Fire Alarm and Sprinkler System Operation, Inspection, Testing and Maintenance
Note: Periodically, AOBA's Emergency Preparedness Committee members will submit articles/ tips for members. This article was contributed by David C. Taylor, FIRELINE CORPORATION
As AOBA members know, having a properly working fire alarm and sprinkler system is a critical component of any effective fire safety program. Here are some considerations every building owner should make towards maintaining, inspecting and testing commercial fire alarm and sprinkler systems.
Take Responsibility for Your Fire Systems
As a building owner, it’s crucial to take responsibility for the things that you can control. This includes fire alarm and sprinkler systems. It’s vitally important not to overlook fire alarm and sprinkler systems just because you have never experienced a problem (or worse, a fire.)

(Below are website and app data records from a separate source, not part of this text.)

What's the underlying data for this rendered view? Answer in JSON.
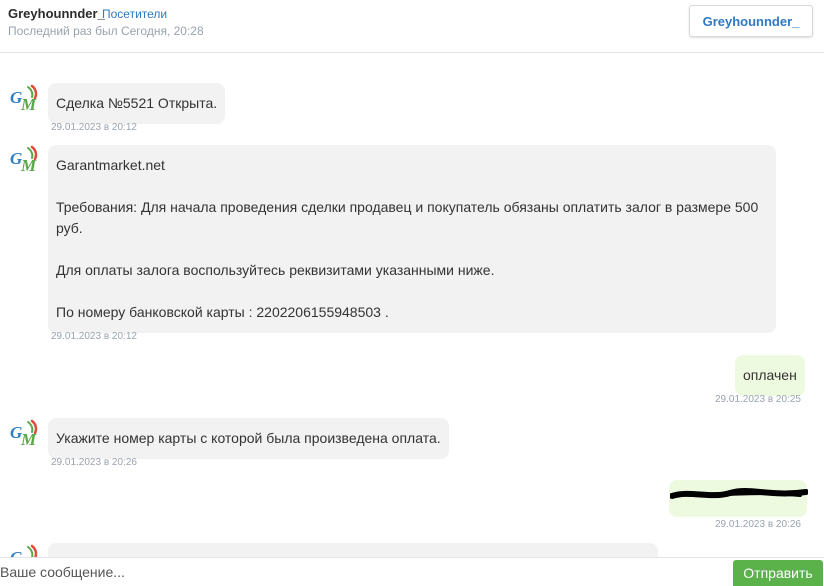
{
  "header": {
    "username": "Greyhounnder_",
    "role_tag": "Посетители",
    "last_seen": "Последний раз был Сегодня, 20:28",
    "profile_button": "Greyhounnder_"
  },
  "messages": [
    {
      "from": "garant",
      "lines": [
        "Сделка №5521 Открыта."
      ],
      "time": "29.01.2023 в 20:12"
    },
    {
      "from": "garant",
      "lines": [
        "Garantmarket.net",
        "",
        "Требования: Для начала проведения сделки продавец и покупатель обязаны оплатить залог в размере 500",
        "руб.",
        "",
        "Для оплаты залога воспользуйтесь реквизитами указанными ниже.",
        "",
        "По номеру банковской карты : 2202206155948503 ."
      ],
      "time": "29.01.2023 в 20:12"
    },
    {
      "from": "user",
      "lines": [
        "оплачен"
      ],
      "time": "29.01.2023 в 20:25"
    },
    {
      "from": "garant",
      "lines": [
        "Укажите номер карты с которой была произведена оплата."
      ],
      "time": "29.01.2023 в 20:26"
    },
    {
      "from": "user",
      "lines": [],
      "redacted": true,
      "time": "29.01.2023 в 20:26"
    }
  ],
  "avatar_logo": {
    "letters": "GM",
    "colors": {
      "g": "#2e7fc4",
      "m": "#58a846",
      "accent": "#e04b3a"
    }
  },
  "composer": {
    "placeholder": "Ваше сообщение...",
    "send_label": "Отправить"
  },
  "colors": {
    "accent": "#2f78c4",
    "send": "#5bb24a",
    "incoming_bubble": "#f2f2f2",
    "outgoing_bubble": "#eefae0"
  }
}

Be proactive in managing the inspection, testing, and maintenance of all fire systems (and fire extinguishers) in your building.
Understand How Your Fire Systems Work

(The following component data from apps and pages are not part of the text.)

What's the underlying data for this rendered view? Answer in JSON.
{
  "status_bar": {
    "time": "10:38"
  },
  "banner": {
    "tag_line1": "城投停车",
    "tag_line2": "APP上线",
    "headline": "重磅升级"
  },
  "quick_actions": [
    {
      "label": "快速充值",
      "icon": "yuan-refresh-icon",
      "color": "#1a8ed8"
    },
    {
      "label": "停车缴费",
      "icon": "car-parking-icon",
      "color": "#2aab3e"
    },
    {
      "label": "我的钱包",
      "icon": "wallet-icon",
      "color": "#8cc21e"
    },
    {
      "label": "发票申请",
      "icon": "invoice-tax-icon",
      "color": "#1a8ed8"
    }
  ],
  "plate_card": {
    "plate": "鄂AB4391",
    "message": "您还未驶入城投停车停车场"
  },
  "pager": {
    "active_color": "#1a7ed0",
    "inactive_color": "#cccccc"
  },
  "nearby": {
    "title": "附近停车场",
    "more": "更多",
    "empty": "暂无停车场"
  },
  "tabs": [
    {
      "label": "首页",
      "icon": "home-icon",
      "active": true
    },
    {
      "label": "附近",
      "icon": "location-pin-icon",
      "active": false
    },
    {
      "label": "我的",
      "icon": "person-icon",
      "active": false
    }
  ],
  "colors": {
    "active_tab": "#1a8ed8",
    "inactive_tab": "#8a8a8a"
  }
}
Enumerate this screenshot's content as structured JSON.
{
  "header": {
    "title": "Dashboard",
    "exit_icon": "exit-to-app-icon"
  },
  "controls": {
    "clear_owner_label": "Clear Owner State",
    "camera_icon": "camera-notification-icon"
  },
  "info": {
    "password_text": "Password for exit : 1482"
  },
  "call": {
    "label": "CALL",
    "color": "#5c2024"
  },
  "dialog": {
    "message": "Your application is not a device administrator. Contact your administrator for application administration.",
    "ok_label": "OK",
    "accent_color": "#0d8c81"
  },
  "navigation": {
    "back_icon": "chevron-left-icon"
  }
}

Do you know the difference between a trouble condition and supervisory signal on your fire alarm system? A trouble condition or trouble light on a fire alarm system indicates a condition that might adversely affect the proper operation of the system. A supervisory signal refers to a condition in which a device supervised by a fire alarm system is moved from its "normal" state, such as would be the case when you close a "normally open" sprinkler valve, or the air pressure in a sprinkler dry system falls below a pre-set level. How do you silence or acknowledge these signals. What should you do in the event of a full blown alarm? How can you find out which device is causing the alarm? Not knowing the answer to these questions leaves you unaware of how your fire alarm system actually works and how to respond. It’s important to ask your fire protection contractor how your system actually works. It’s important to learn as much as you can about the fire alarm system so you can use them correctly and efficiently.
Know the Inspection, Testing, and Maintenance Requirements
National Fire Protection Association (NFPA) standards explicitly provide minimum inspection and testing requirements. However, it’s never a bad policy to go above and beyond the minimum requirements. Regular inspection and testing is critical to ensure that all fire systems are in proper working order.
Train All Employees and Staff
Training appropriate employees how to use fire alarm and sprinkler systems is critical. Proper consideration should be given as to who needs the training. Don’t forget those responsible for after-hours management or response. Training can be provided by your fire protection contractor. Industry experience tells us that properly trained staff can greatly mitigate a fire incident. And don’t forget, if you suspect there is a fire in your building, call 911 first!